Fedder: The biggest potential change by additive manufacturing is the ability to manufacture at distribution centers, which will reduce inventory. For example, you've probably read the recent stories of Amazon looking into these possibilities. The quality of the end product has to improve before such distributed manufacturing becomes a reality. Currently most additive manufactured items end up requiring finishing processes to clean debris and smooth surfaces.

The high-end additive manufacturing machines require proprietary feedstocks. For example, laser sintered manufacturing systems require a fine powder with a controlled size of particles in order to achieve the resolution and quality specified by the equipment provider. Eventually, third-party suppliers for materials will emerge as the market for 3D printing expands.

New materials are desirable for several reasons. Polymer materials with better strength at lower processing temperatures will open the door to more markets. Metal-based materials compatible with these polymers will lead to hybrid 3D printers capable of embedding electronic wiring, sensors and actuators into components.

Wohlers: Today, the total number of materials for AM is small compared to the number of materials for injection molding and other methods of plastic manufacturing. The total amount of material is also small by comparison. We foresee steady, incremental growth over the near-term future.

DownstreamToday: What are the major implications that 3D printing should have for petrochemicals manufacturers?

Wohlers: As mentioned, the total amount of material for 3D printing is currently quite small compared to total plastics manufacture. As the technology grows, we may see demand for smaller production volumes – more "boutique" production – and perhaps greater demand for tight control on feedstock powder morphology. However, these changes will be steady and incremental, so we don't consider them as "major implications." On the other hand, the AM industry has been waiting for real breakthroughs in plastics for well over a decade. If an AM material and process were developed that created parts that truly matched the physical properties of injection-molded plastics, it would be a very popular material.

Fedder: This connection is not clear at this time. Eventually there will be sufficient sales volume to spur investment by petrochemical manufacturers, but right now it appears many of these companies are taking a "wait and see" approach. If the demand for 3D printing explodes, as some predict, then petrochemical manufacturers will be motivated to develop new chemicals and materials for an expanding additive manufacturing base.

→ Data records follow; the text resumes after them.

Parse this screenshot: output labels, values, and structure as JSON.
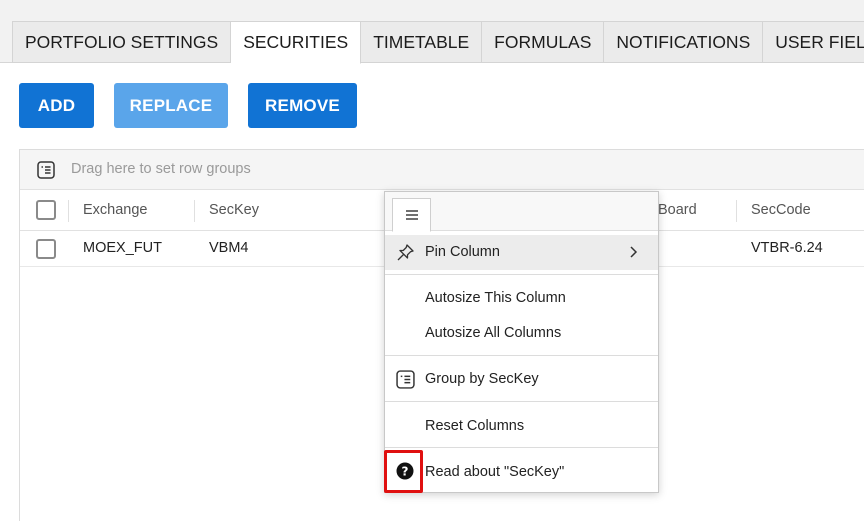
{
  "tabs": [
    {
      "label": "PORTFOLIO SETTINGS",
      "active": false
    },
    {
      "label": "SECURITIES",
      "active": true
    },
    {
      "label": "TIMETABLE",
      "active": false
    },
    {
      "label": "FORMULAS",
      "active": false
    },
    {
      "label": "NOTIFICATIONS",
      "active": false
    },
    {
      "label": "USER FIELDS",
      "active": false
    }
  ],
  "toolbar": {
    "add_label": "ADD",
    "replace_label": "REPLACE",
    "remove_label": "REMOVE"
  },
  "grid": {
    "group_panel_text": "Drag here to set row groups",
    "columns": [
      "Exchange",
      "SecKey",
      "Board",
      "SecCode"
    ],
    "rows": [
      {
        "exchange": "MOEX_FUT",
        "seckey": "VBM4",
        "seccode": "VTBR-6.24"
      }
    ]
  },
  "column_menu": {
    "pin_column": "Pin Column",
    "autosize_this": "Autosize This Column",
    "autosize_all": "Autosize All Columns",
    "group_by": "Group by SecKey",
    "reset_columns": "Reset Columns",
    "read_about": "Read about \"SecKey\""
  },
  "colors": {
    "primary": "#1173d4",
    "primary_disabled": "#5aa5ea",
    "highlight": "#e01010"
  },
  "icons": [
    "menu-icon",
    "pin-icon",
    "chevron-right-icon",
    "group-rows-icon",
    "help-circle-icon"
  ]
}
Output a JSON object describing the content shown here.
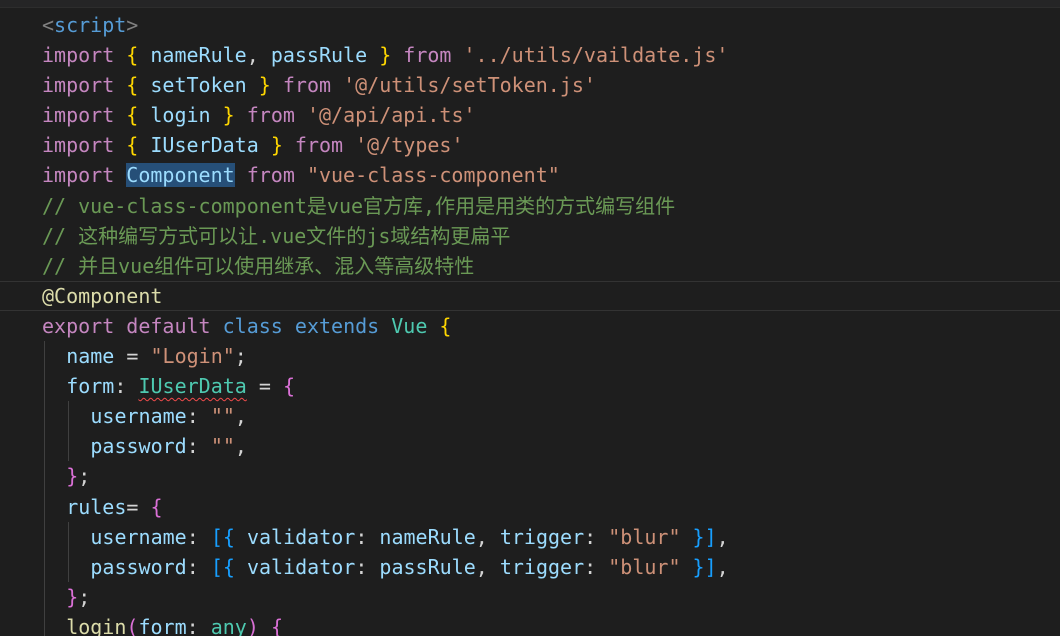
{
  "editor": {
    "lines": [
      {
        "tokens": [
          [
            "tag",
            "<"
          ],
          [
            "tagname",
            "script"
          ],
          [
            "tag",
            ">"
          ]
        ]
      },
      {
        "tokens": [
          [
            "kw",
            "import"
          ],
          [
            "punc",
            " "
          ],
          [
            "brace",
            "{"
          ],
          [
            "punc",
            " "
          ],
          [
            "var",
            "nameRule"
          ],
          [
            "punc",
            ", "
          ],
          [
            "var",
            "passRule"
          ],
          [
            "punc",
            " "
          ],
          [
            "brace",
            "}"
          ],
          [
            "punc",
            " "
          ],
          [
            "kw",
            "from"
          ],
          [
            "punc",
            " "
          ],
          [
            "str",
            "'../utils/vaildate.js'"
          ]
        ]
      },
      {
        "tokens": [
          [
            "kw",
            "import"
          ],
          [
            "punc",
            " "
          ],
          [
            "brace",
            "{"
          ],
          [
            "punc",
            " "
          ],
          [
            "var",
            "setToken"
          ],
          [
            "punc",
            " "
          ],
          [
            "brace",
            "}"
          ],
          [
            "punc",
            " "
          ],
          [
            "kw",
            "from"
          ],
          [
            "punc",
            " "
          ],
          [
            "str",
            "'@/utils/setToken.js'"
          ]
        ]
      },
      {
        "tokens": [
          [
            "kw",
            "import"
          ],
          [
            "punc",
            " "
          ],
          [
            "brace",
            "{"
          ],
          [
            "punc",
            " "
          ],
          [
            "var",
            "login"
          ],
          [
            "punc",
            " "
          ],
          [
            "brace",
            "}"
          ],
          [
            "punc",
            " "
          ],
          [
            "kw",
            "from"
          ],
          [
            "punc",
            " "
          ],
          [
            "str",
            "'@/api/api.ts'"
          ]
        ]
      },
      {
        "tokens": [
          [
            "kw",
            "import"
          ],
          [
            "punc",
            " "
          ],
          [
            "brace",
            "{"
          ],
          [
            "punc",
            " "
          ],
          [
            "var",
            "IUserData"
          ],
          [
            "punc",
            " "
          ],
          [
            "brace",
            "}"
          ],
          [
            "punc",
            " "
          ],
          [
            "kw",
            "from"
          ],
          [
            "punc",
            " "
          ],
          [
            "str",
            "'@/types'"
          ]
        ]
      },
      {
        "tokens": [
          [
            "kw",
            "import"
          ],
          [
            "punc",
            " "
          ],
          [
            "var hl-sel",
            "Component"
          ],
          [
            "punc",
            " "
          ],
          [
            "kw",
            "from"
          ],
          [
            "punc",
            " "
          ],
          [
            "str",
            "\"vue-class-component\""
          ]
        ]
      },
      {
        "tokens": [
          [
            "cmt",
            "// vue-class-component是vue官方库,作用是用类的方式编写组件"
          ]
        ]
      },
      {
        "tokens": [
          [
            "cmt",
            "// 这种编写方式可以让.vue文件的js域结构更扁平"
          ]
        ]
      },
      {
        "tokens": [
          [
            "cmt",
            "// 并且vue组件可以使用继承、混入等高级特性"
          ]
        ]
      },
      {
        "tokens": [
          [
            "dec",
            "@Component"
          ]
        ],
        "current": true
      },
      {
        "tokens": [
          [
            "kw",
            "export"
          ],
          [
            "punc",
            " "
          ],
          [
            "kw",
            "default"
          ],
          [
            "punc",
            " "
          ],
          [
            "storage",
            "class"
          ],
          [
            "punc",
            " "
          ],
          [
            "storage",
            "extends"
          ],
          [
            "punc",
            " "
          ],
          [
            "type",
            "Vue"
          ],
          [
            "punc",
            " "
          ],
          [
            "brace",
            "{"
          ]
        ]
      },
      {
        "indent": 1,
        "tokens": [
          [
            "var",
            "name"
          ],
          [
            "punc",
            " = "
          ],
          [
            "str",
            "\"Login\""
          ],
          [
            "punc",
            ";"
          ]
        ]
      },
      {
        "indent": 1,
        "tokens": [
          [
            "var",
            "form"
          ],
          [
            "punc",
            ": "
          ],
          [
            "type squiggle",
            "IUserData"
          ],
          [
            "punc",
            " = "
          ],
          [
            "brace2",
            "{"
          ]
        ]
      },
      {
        "indent": 2,
        "tokens": [
          [
            "var",
            "username"
          ],
          [
            "punc",
            ": "
          ],
          [
            "str",
            "\"\""
          ],
          [
            "punc",
            ","
          ]
        ]
      },
      {
        "indent": 2,
        "tokens": [
          [
            "var",
            "password"
          ],
          [
            "punc",
            ": "
          ],
          [
            "str",
            "\"\""
          ],
          [
            "punc",
            ","
          ]
        ]
      },
      {
        "indent": 1,
        "tokens": [
          [
            "brace2",
            "}"
          ],
          [
            "punc",
            ";"
          ]
        ]
      },
      {
        "indent": 1,
        "tokens": [
          [
            "var",
            "rules"
          ],
          [
            "punc",
            "= "
          ],
          [
            "brace2",
            "{"
          ]
        ]
      },
      {
        "indent": 2,
        "tokens": [
          [
            "var",
            "username"
          ],
          [
            "punc",
            ": "
          ],
          [
            "brace3",
            "[{"
          ],
          [
            "punc",
            " "
          ],
          [
            "var",
            "validator"
          ],
          [
            "punc",
            ": "
          ],
          [
            "var",
            "nameRule"
          ],
          [
            "punc",
            ", "
          ],
          [
            "var",
            "trigger"
          ],
          [
            "punc",
            ": "
          ],
          [
            "str",
            "\"blur\""
          ],
          [
            "punc",
            " "
          ],
          [
            "brace3",
            "}]"
          ],
          [
            "punc",
            ","
          ]
        ]
      },
      {
        "indent": 2,
        "tokens": [
          [
            "var",
            "password"
          ],
          [
            "punc",
            ": "
          ],
          [
            "brace3",
            "[{"
          ],
          [
            "punc",
            " "
          ],
          [
            "var",
            "validator"
          ],
          [
            "punc",
            ": "
          ],
          [
            "var",
            "passRule"
          ],
          [
            "punc",
            ", "
          ],
          [
            "var",
            "trigger"
          ],
          [
            "punc",
            ": "
          ],
          [
            "str",
            "\"blur\""
          ],
          [
            "punc",
            " "
          ],
          [
            "brace3",
            "}]"
          ],
          [
            "punc",
            ","
          ]
        ]
      },
      {
        "indent": 1,
        "tokens": [
          [
            "brace2",
            "}"
          ],
          [
            "punc",
            ";"
          ]
        ]
      },
      {
        "indent": 1,
        "tokens": [
          [
            "fn",
            "login"
          ],
          [
            "brace2",
            "("
          ],
          [
            "var",
            "form"
          ],
          [
            "punc",
            ": "
          ],
          [
            "type",
            "any"
          ],
          [
            "brace2",
            ")"
          ],
          [
            "punc",
            " "
          ],
          [
            "brace2",
            "{"
          ]
        ]
      }
    ]
  }
}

Those companies that are listening to the early adopters' needs now will have an advantage.

Matthew V. Veazey has written about the upstream and downstream O&G sectors for more than a decade. Email Matthew at Twitter: @Matthew_Veazey